Pueblo: Santa Clara Pueblo
Jeff Roller, as a member of the sixth generation of potters in the Tafoya family from Santa Clara Pueblo, is known for his beautifully crafted and detailed lidded jars, as well as for his bronze sculptures. He learned to make pottery from his mother, Toni Roller, and from his grandmother, famous matriarch Margaret Tafoya.
Growing up in a traditional pueblo family of pottery artists, Jeff began making small figurine and pots as a young child, bringing his pots to shows to sell alongside his mother’s craft. By his teenage years, he was established as an award-winning potter in his own right. His statement is eloquent – “I felt more and more captivated by the spiritual nature and lifestyle of working with Mother Clay.”
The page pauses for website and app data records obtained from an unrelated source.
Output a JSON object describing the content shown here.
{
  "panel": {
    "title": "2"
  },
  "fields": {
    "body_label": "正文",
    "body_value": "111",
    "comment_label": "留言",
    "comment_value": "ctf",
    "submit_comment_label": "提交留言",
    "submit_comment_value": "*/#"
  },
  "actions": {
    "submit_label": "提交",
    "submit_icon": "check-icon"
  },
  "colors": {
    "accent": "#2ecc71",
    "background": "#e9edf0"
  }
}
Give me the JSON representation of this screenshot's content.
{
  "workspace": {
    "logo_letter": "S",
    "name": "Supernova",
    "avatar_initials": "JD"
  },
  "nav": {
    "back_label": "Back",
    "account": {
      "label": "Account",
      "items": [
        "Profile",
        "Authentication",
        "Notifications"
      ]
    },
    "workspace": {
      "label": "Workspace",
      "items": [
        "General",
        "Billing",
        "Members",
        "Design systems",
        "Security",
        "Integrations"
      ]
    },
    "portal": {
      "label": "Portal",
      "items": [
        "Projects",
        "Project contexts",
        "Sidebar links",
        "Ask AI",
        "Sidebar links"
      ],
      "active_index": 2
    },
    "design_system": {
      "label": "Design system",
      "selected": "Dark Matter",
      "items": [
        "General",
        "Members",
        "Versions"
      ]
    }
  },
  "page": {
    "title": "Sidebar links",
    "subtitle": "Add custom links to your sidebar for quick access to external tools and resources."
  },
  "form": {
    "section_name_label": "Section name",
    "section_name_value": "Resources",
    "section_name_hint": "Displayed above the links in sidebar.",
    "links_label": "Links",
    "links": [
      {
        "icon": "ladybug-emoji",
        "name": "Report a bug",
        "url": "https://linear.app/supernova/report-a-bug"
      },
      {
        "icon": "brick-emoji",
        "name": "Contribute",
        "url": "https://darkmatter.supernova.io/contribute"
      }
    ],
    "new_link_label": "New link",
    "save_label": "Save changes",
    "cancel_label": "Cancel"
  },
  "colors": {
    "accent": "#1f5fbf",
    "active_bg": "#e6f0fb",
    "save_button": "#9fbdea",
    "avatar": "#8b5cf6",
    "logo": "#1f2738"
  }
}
He is deeply rooted in the traditional Santa Clara pottery styles, and often produces work that hearkens back to the nineteenth century with attached sculpted animal figures on lids, and sculpted animal busts which emerge from various shapes of pots. His range of vessels is broad, as you might see a small miniature next to a large two-foot tall water jar, all with the same attention to detail and quality that has established Jeff as one of the premier potters of his generation. His techniques include deep carving, etching, highly polished stone burnishing, and traditional wood burning firing. His colors include the well known Santa Clara deep black, pure reds, or various shades of brown, depending on the clays and the firing. The colors are a part of his tradition, with Jeff pointing out that his grandmother Margaret and his great-grandmother Sara Fina experimented with red and brown colors as well as deep black.
Using very traditional methods of making pots is a core element of the Tafoya family practice, and Jeff relates the techniques he has learned directly to the teachings of his mother and grandmother. He says, “I feel very blessed with the ability to work with the clay as well as obligated to continue making traditional Santa Clara Pueblo pottery, in the honor of my ancestors.”
One can see Jeff’s work in prestigious art galleries around the country such as the National Museum of the American Indian – Smithsonian in Washington D.C, the Philadelphia Art Museum, the Wheelwright Museum in Santa Fe, the Denver Museum of Natural History, and many others.
Jeff has recently moved into an additional medium, bronze sculpture, and his first bronze entries in the Santa Fe Indian Market proved to be blue ribbon winners, launching this extension of his artistic talents into a new, complementary direction. He says, “I feel as though the sky opened up when learning what I now may be able to create within the bronze medium.” His passion and creativity, combined with the legacy and training of his family, has propelled Jeff into the forefront of today’s Native American artists.